Presented as a DualDisc (one side CD, other side DVD), a first-ever for soundtracks, "The Devil's Rejects" (Hip-O/UMG Soundtracks/UMe) is available in explicit and edited versions. The DVD side includes a 20-minute "Making Of The Devil's Rejects" feature, trailers, a photo gallery and the album in High Resolution Stereo (DVD-Audio players) and Dolby Digital Stereo (standard DVD players). Dialogue snippets and two vintage BANJO & SULLIVAN radio ads are interspersed on the CD album side.
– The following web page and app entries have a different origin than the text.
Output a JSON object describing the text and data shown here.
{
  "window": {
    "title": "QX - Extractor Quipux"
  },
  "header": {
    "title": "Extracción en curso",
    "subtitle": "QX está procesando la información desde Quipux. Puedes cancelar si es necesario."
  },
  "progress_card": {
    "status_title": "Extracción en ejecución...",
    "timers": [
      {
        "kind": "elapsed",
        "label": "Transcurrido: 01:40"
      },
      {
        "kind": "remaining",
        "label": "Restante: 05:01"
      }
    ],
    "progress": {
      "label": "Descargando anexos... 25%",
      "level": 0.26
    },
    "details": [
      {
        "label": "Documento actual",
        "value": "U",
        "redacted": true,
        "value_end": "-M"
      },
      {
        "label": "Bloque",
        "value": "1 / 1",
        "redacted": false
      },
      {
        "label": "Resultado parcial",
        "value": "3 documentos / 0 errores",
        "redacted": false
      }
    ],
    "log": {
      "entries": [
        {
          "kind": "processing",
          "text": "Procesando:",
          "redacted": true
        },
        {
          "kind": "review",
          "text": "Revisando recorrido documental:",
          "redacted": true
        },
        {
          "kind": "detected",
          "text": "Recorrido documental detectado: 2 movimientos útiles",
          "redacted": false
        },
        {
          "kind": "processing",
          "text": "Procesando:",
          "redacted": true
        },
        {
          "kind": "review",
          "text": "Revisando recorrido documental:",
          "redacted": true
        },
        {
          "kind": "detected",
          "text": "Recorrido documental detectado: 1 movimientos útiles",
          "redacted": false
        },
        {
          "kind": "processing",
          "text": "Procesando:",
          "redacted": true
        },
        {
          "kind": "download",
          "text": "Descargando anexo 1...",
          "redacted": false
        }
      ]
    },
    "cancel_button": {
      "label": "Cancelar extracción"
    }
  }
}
The rock classics are 1970's "Midnight Rider" from THE ALLMAN BROTHERS BAND; "Shambala", the gold Top 5 pop smash from THREE DOG NIGHT; "Fooled Around And Fell In Love", ELVIN BISHOP's gold Top 5 from 1976; "Funk #49", THE JAMES GANG's 1970 fave; the Top 40 "Rocky Mountain Way" from JOE WALSH's 1973 post-JAMES GANG solo debut; "Rock On", the 1973 Top 5 from cult pop star DAVID ESSEX, and "Free Bird", LYNYRD SKYNYRD's 1973 cut that is one of the most requested in album rock radio history.
Reid is heard with "Brave Awakening", "To Be Treated Rite" and the title track from his Graham Nash-produced 1976 album "Seed of Memory". The singer-songwriter-guitarist is legendary for rejecting the lead singer gig for the band that became LED ZEPPELIN, as he later did an offer from DEEP PURPLE. He opened for the ROLLING STONES on their 1969 U.S. tour but at age 20 his career stalled, and he has hardly recorded since the '70s.
Chicago bluesman OTIS RUSH contributes his 1956 R&B Top 10 "I Can't Quit You Baby". From country are KITTY WELLS' "It Wasn't God Who Made Honky Tonk Angels", a 1952 country #1; BUCK OWENS' 1966 honky tonk hymn "Satan's Got To Get Along With Me", and BANJO & SULLIVAN ("I'm Home Getting Hammered (While She's Out Getting Nailed)").